[Excerpts from an interface dataset]
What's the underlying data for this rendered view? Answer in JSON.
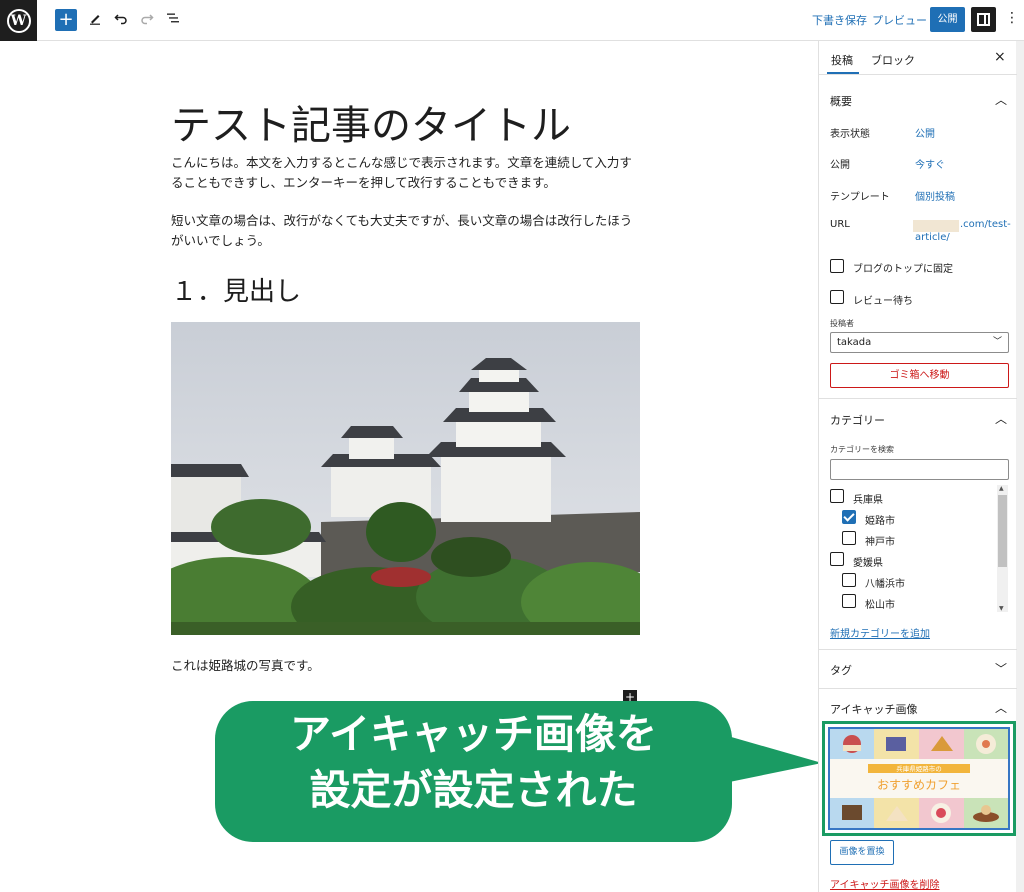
{
  "toolbar": {
    "logo": "W",
    "add_icon": "+",
    "draft_label": "下書き保存",
    "preview_label": "プレビュー",
    "publish_label": "公開",
    "more_icon": "⋮"
  },
  "editor": {
    "title": "テスト記事のタイトル",
    "paragraphs": [
      "こんにちは。本文を入力するとこんな感じで表示されます。文章を連続して入力することもできすし、エンターキーを押して改行することもできます。",
      "短い文章の場合は、改行がなくても大丈夫ですが、長い文章の場合は改行したほうがいいでしょう。"
    ],
    "heading": "１．見出し",
    "caption": "これは姫路城の写真です。"
  },
  "callout": {
    "line1": "アイキャッチ画像を",
    "line2": "設定が設定された"
  },
  "sidebar": {
    "tabs": [
      "投稿",
      "ブロック"
    ],
    "close_icon": "×",
    "summary": {
      "title": "概要",
      "rows": [
        {
          "label": "表示状態",
          "value": "公開"
        },
        {
          "label": "公開",
          "value": "今すぐ"
        },
        {
          "label": "テンプレート",
          "value": "個別投稿"
        }
      ],
      "url_label": "URL",
      "url_value_1": ".com/test-",
      "url_value_2": "article/",
      "sticky_label": "ブログのトップに固定",
      "pending_label": "レビュー待ち",
      "author_label": "投稿者",
      "author_value": "takada",
      "trash_label": "ゴミ箱へ移動"
    },
    "categories": {
      "title": "カテゴリー",
      "search_label": "カテゴリーを検索",
      "items": [
        {
          "label": "兵庫県",
          "checked": false
        },
        {
          "label": "姫路市",
          "checked": true
        },
        {
          "label": "神戸市",
          "checked": false
        },
        {
          "label": "愛媛県",
          "checked": false
        },
        {
          "label": "八幡浜市",
          "checked": false
        },
        {
          "label": "松山市",
          "checked": false
        }
      ],
      "add_link": "新規カテゴリーを追加"
    },
    "tags": {
      "title": "タグ"
    },
    "featured": {
      "title": "アイキャッチ画像",
      "banner_small": "兵庫県姫路市の",
      "banner_big": "おすすめカフェ",
      "replace_label": "画像を置換",
      "remove_link": "アイキャッチ画像を削除"
    }
  },
  "colors": {
    "accent": "#1f6fb5",
    "callout": "#1a9b63",
    "danger": "#cc1818"
  }
}
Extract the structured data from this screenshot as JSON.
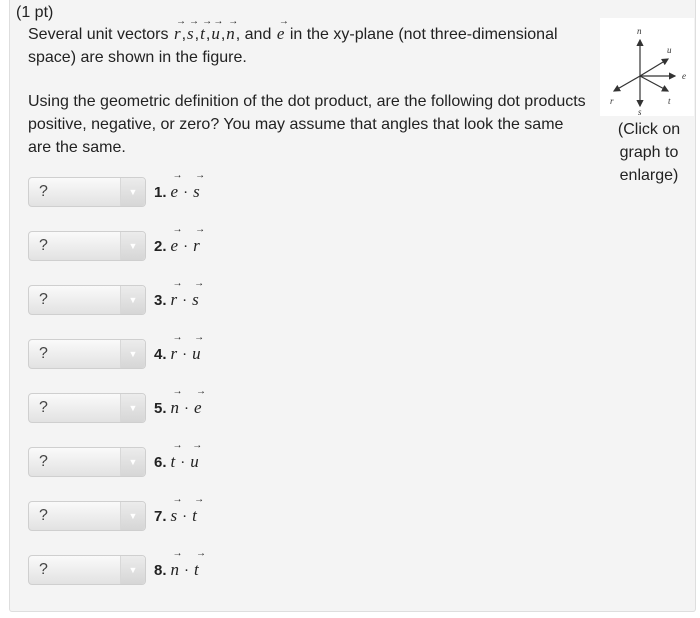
{
  "question": {
    "points": "(1 pt)",
    "intro_prefix": "Several unit vectors",
    "vectors": [
      "r",
      "s",
      "t",
      "u",
      "n",
      "e"
    ],
    "intro_and": "and",
    "intro_suffix": "in the xy-plane (not three-dimensional space) are shown in the figure.",
    "instructions": "Using the geometric definition of the dot product, are the following dot products positive, negative, or zero? You may assume that angles that look the same are the same."
  },
  "figure": {
    "caption": "(Click on graph to enlarge)",
    "vector_labels": {
      "n": "n",
      "u": "u",
      "e": "e",
      "t": "t",
      "s": "s",
      "r": "r"
    }
  },
  "select_placeholder": "?",
  "select_arrow_icon": "triangle-down",
  "items": [
    {
      "num": "1.",
      "a": "e",
      "b": "s",
      "value": "?"
    },
    {
      "num": "2.",
      "a": "e",
      "b": "r",
      "value": "?"
    },
    {
      "num": "3.",
      "a": "r",
      "b": "s",
      "value": "?"
    },
    {
      "num": "4.",
      "a": "r",
      "b": "u",
      "value": "?"
    },
    {
      "num": "5.",
      "a": "n",
      "b": "e",
      "value": "?"
    },
    {
      "num": "6.",
      "a": "t",
      "b": "u",
      "value": "?"
    },
    {
      "num": "7.",
      "a": "s",
      "b": "t",
      "value": "?"
    },
    {
      "num": "8.",
      "a": "n",
      "b": "t",
      "value": "?"
    }
  ],
  "dot_symbol": "·",
  "arrow_glyph": "▼"
}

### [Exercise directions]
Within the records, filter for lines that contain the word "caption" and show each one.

### [Expected answer]
    "caption": "これは姫路城の写真です。"
    "caption": "(Click on graph to enlarge)",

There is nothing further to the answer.